The Pogo was difficult to fly vertically in close proximity to the ground. Prop-wash interaction with the aircraft and ground plane being the chief culprit. Even more difficult was the transition from vertical to horizontal flight and back again. It was particularly challenging to land the aircraft as the pilot had to look over his shoulder and “back down” to a landing.
The XFY-1 pilot sat in a seat that rotated to accommodate vertical and horizontal flight attitudes as appropriate. Pilot cockpit entry was via a 25-foot auxiliary ladder. Interestingly, the pilot was provided with a 25-foot rope for emergency egress during ground operations.
James F. “Skeets” Coleman was Convair’s project test pilot for XFY-1 flight tests. Coleman began tethered flight testing of the aircraft on Thursday, 29 April 1954 at NAS Moffett Field, California. Roughly 60 hours of tethered-flight testing took place within Moffett’s cavernous Hanger Number One. With a ceiling height of 195 feet, the building provided ample room for initial XFY-1 vertical flight testing.
On Sunday, 01 August 1954, Coleman made the first untethered XFY-1 flight test in the vertical. Following several more successful vertical take-off and landing trials, XFY-1 flight test activities were transferred to NAS Brown Field near San Diego, California. There, Coleman intently practiced (making 70 flights overall) in anticipation of the first attempt to transition the XFY-1 from vertical to horizontal flight.
On Tuesday, 02 November 1954, with Skeets Coleman at the controls, the XFY-1 lifted-off in the vertical from Brown Field. Coleman then carefully and skillfully transitioned the XFY-1 to horizontal flight for the first time. In 21 minutes of horizontal flight, Coleman put the nimble XFY-1 through its paces. The Pogo’s big Allison turboprop had power to spare as Coleman hit airspeeds well in excess of 300 mph.
When it was finally time to land the XFY-1, Coleman made a low altitude, minimum power approach and pulled into the vertical. As the aircraft quickly ascended, the airspeed bled-off just as rapidly. Near the top of the climb, Coleman advanced the throttle. The XFY-1 hung in the cool autumn air on the thrust of its twin props alone. The pilot then carefully descended from about 1,000 feet AGL and landed uneventfully.

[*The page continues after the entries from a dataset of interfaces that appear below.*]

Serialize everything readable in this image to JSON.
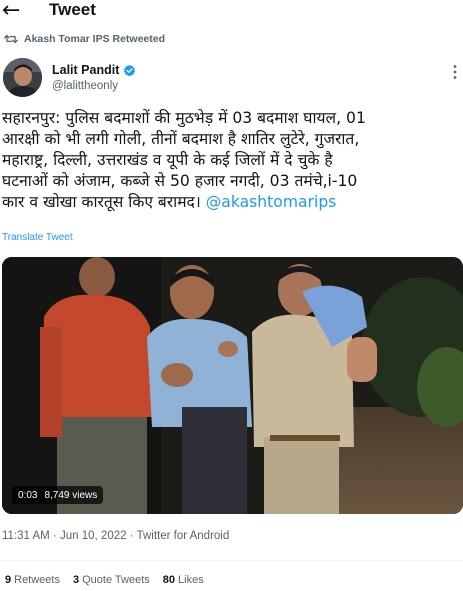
{
  "header": {
    "title": "Tweet",
    "back_icon": "back-arrow-icon"
  },
  "retweet_context": {
    "text": "Akash Tomar IPS Retweeted",
    "icon": "retweet-icon"
  },
  "author": {
    "name": "Lalit Pandit",
    "handle": "@lalittheonly",
    "verified": true,
    "verified_color": "#1d9bf0"
  },
  "tweet": {
    "lines": [
      "सहारनपुर: पुलिस बदमाशों की मुठभेड़ में 03 बदमाश घायल, 01",
      "आरक्षी को भी लगी गोली, तीनों बदमाश है शातिर लुटेरे, गुजरात,",
      "महाराष्ट्र, दिल्ली, उत्तराखंड व यूपी के कई जिलों में दे चुके है",
      "घटनाओं को अंजाम, कब्जे से 50 हजार नगदी, 03 तमंचे,i-10"
    ],
    "last_line": "कार व खोखा कारतूस किए बरामद।",
    "mention": "@akashtomarips",
    "translate_label": "Translate Tweet"
  },
  "media": {
    "type": "video",
    "duration": "0:03",
    "views": "8,749 views"
  },
  "meta": {
    "time": "11:31 AM",
    "separator": "·",
    "date": "Jun 10, 2022",
    "source": "Twitter for Android"
  },
  "stats": {
    "retweets_count": "9",
    "retweets_label": "Retweets",
    "quotes_count": "3",
    "quotes_label": "Quote Tweets",
    "likes_count": "80",
    "likes_label": "Likes"
  },
  "colors": {
    "accent": "#1d9bf0",
    "secondary_text": "#536471",
    "primary_text": "#0f1419"
  }
}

Skeets Coleman made many more flights in which he demonstrated the Pogo’s VTOL capabilities. However, USN interest in the VTOL concept in general and the XFY-1 aircraft in particular began to wane. While the XFY-1 had indeed demonstrated the feasibility of VTOL flight, it also revealed the operational impracticality of such given the technology of the time.
The Achilles Heel of the Convair XFY-1 VTOL aircraft was the vertical landing phase. The pilot just could not judge rate-of-descent accurately. This was attributed partly to the fact that he had to look over his shoulder throughout the descent. In addition, XFY-1 throttle-induced lateral-directional handling qualities were poor and forced the pilot to work very hard at landing the aircraft even in low-wind conditions.
Skeets Coleman made the last flight of the XFY-1 experimental aircraft on Thursday, 16 June 1955. For his significant piloting efforts in successfully demonstrating the feasibility of the VTOL concept, he received the 1954 Harmon Trophy. The lone Convair XFY-1 Pogo test aircraft survived the flight test program and is currently held in the historical collection of the National Air and Space Museum.